Two weeks ago, my wife traveled from Croatia across the border to Hungary for the weekend without a hitch. She went to a women’s gathering while I stayed at home with our five children. My parents and my mother-in-law helped me manage the whole situation. Our life was completely normal. There were 12 confirmed cases of Coronavirus in Croatia.
One week ago, Petra and I went out for breakfast in Zagreb to plan for the upcoming change in our schedule. The government had just announced that there would be no school for at least the next two weeks. With four of our children affected, we had to plan ahead. Thankfully Croatian officials were on the ball. They had already begun recording classes for pupils to watch on television and over the internet. There were 49 confirmed cases of Coronavirus in Croatia.
Today, we’re not allowed to cross the border to any other country. We can’t go to a restaurant because they’re all closed. In fact, we’re not allowed to leave our apartment if we’re not getting necessities for my parents or ourselves. Today, or rather right now, there are 206 confirmed cases of Coronavirus in Croatia – 78 more than yesterday at this time.
We’ve kept our eye on what’s going on in Italy for awhile now. They are, after all, a ferry ride or highway away from us. The Croatian minister of health has been incredible. He’s been one step ahead the whole time. Yesterday they filled an arena with beds to supplement the hospitals if this situation gets bad fast. Officials have been calm, but strict. Even today, with the high spike in confirmed cases, I feel confident I am in a country where the politicians and health officials are leading wisely.
I’m not sure I can say the same about myself. At home, with five kids between eleven months and eleven years, it has gotten chaotic at times. Sure, it’s nice not driving all over Zagreb to baseball practices, swimming lessons and parent-teaching conferences. But having 5 less-than-mature personalities around me all the time can be draining. So it has been nice having my parents around to help with the kids.
Last week, they enjoyed time with our 11 month old Mihej in the park on a daily basis.
But parks around the city were closed on Thursday. And my parents have been told to self-quarantine. So they are no longer able to spend time with their grandkids – one of the main reasons they decided to come to Croatia for a year.
I took the kids out to play baseball a couple times this week. But these sort of outings are also no longer allowed.

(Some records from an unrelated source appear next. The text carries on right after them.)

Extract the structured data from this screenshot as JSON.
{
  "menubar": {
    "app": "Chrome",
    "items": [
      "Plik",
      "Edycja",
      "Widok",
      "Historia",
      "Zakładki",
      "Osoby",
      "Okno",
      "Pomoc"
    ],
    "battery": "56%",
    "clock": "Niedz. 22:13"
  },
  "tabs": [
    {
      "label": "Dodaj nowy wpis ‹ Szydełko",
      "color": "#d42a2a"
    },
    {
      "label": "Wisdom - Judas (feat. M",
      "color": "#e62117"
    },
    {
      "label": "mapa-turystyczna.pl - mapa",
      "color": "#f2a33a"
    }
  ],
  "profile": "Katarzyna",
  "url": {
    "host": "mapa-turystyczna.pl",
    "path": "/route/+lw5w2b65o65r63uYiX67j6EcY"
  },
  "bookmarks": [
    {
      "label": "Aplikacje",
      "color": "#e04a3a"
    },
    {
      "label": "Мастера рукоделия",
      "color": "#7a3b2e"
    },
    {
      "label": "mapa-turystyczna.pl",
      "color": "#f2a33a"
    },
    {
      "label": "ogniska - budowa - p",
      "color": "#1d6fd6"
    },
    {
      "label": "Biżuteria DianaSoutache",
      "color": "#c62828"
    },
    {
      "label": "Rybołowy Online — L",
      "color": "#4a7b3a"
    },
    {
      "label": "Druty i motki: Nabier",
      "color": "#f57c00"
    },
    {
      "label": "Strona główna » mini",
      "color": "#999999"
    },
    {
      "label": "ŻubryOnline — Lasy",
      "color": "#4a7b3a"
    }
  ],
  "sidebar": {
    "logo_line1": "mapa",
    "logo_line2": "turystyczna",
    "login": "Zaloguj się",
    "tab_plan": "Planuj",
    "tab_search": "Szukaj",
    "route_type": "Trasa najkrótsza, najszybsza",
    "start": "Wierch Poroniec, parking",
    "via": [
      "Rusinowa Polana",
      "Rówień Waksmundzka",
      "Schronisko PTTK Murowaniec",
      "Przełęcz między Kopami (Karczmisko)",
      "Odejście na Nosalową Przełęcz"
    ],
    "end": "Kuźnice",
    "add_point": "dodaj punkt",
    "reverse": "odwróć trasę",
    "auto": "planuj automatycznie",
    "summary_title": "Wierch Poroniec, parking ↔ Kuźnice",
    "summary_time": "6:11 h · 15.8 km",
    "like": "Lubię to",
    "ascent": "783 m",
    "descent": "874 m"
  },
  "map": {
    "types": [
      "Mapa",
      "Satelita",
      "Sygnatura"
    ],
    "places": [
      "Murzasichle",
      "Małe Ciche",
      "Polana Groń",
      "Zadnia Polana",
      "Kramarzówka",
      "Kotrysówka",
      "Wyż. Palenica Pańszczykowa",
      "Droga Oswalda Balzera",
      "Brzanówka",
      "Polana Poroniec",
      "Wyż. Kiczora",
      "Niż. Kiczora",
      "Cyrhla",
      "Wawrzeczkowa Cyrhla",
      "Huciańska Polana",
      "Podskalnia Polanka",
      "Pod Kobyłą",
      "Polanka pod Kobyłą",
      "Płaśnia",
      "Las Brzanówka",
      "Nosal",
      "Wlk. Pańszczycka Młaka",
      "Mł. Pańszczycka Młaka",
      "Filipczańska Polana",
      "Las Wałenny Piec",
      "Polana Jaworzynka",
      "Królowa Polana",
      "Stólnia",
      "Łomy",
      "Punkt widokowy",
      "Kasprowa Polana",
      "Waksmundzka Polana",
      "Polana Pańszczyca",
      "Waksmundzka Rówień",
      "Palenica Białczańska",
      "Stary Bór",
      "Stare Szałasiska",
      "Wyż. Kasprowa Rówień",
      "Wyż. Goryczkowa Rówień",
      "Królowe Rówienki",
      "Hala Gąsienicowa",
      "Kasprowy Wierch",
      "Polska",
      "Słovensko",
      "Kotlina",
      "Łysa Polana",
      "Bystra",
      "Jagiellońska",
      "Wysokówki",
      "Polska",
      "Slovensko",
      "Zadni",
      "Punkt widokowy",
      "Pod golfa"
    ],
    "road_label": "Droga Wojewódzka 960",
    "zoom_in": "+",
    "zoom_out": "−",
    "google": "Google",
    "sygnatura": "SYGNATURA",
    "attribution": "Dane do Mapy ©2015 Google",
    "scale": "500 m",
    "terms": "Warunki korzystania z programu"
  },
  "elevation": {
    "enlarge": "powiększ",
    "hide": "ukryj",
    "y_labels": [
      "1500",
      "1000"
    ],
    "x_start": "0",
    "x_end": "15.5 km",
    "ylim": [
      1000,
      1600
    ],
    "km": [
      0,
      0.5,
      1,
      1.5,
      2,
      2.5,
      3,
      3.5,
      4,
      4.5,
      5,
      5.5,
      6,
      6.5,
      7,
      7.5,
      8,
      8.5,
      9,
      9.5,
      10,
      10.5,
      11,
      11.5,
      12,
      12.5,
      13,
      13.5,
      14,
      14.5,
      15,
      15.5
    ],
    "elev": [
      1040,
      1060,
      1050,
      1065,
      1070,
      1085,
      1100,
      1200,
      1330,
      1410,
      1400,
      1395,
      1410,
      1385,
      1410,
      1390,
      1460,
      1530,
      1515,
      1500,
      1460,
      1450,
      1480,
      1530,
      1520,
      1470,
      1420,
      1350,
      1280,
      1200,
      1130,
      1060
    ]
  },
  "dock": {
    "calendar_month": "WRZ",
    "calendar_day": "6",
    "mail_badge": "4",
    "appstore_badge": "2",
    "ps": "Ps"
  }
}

So we are at home together for the next 4 weeks at least. This is our new reality. It’s going to take some getting used to. Yet, as I write, I realise that if we are all at home together for the next 4 weeks, we’re going to be just fine. It’ll be challenging. But it’s a lot better than the alternative of one or more of us being hospitalized.
So I’m thankful; thankful for those whose authority we are under; thankful for a wife who has been so very patient during this time; thankful that my parents are close; thankful to more closely observe and interact with my children as they grow and learn.
As I edit this and get ready to post, Zagreb has been shaken by several earthquakes this morning. Among other damage, the first quake broke one of the spires on the cathedral.
A pandemic and earthquakes; it seems like a lot. But we’re still far away from many around the world who are dealing with wars, famines and other catastrophes.
That’s not to say we’re not affected as a family. We are. But Psalm 46 is an incredible help during this time:
God is our refuge and strength, a very present help in trouble.
The LORD of hosts is with us; the God of Jacob is our fortress.
Be still, and know that I am God. I will be exalted among the nations, I will be exalted in the earth!”
All the events of this week have made this command more relevant and important to me.
May I, may we, Lord, learn to be still and know that you are God.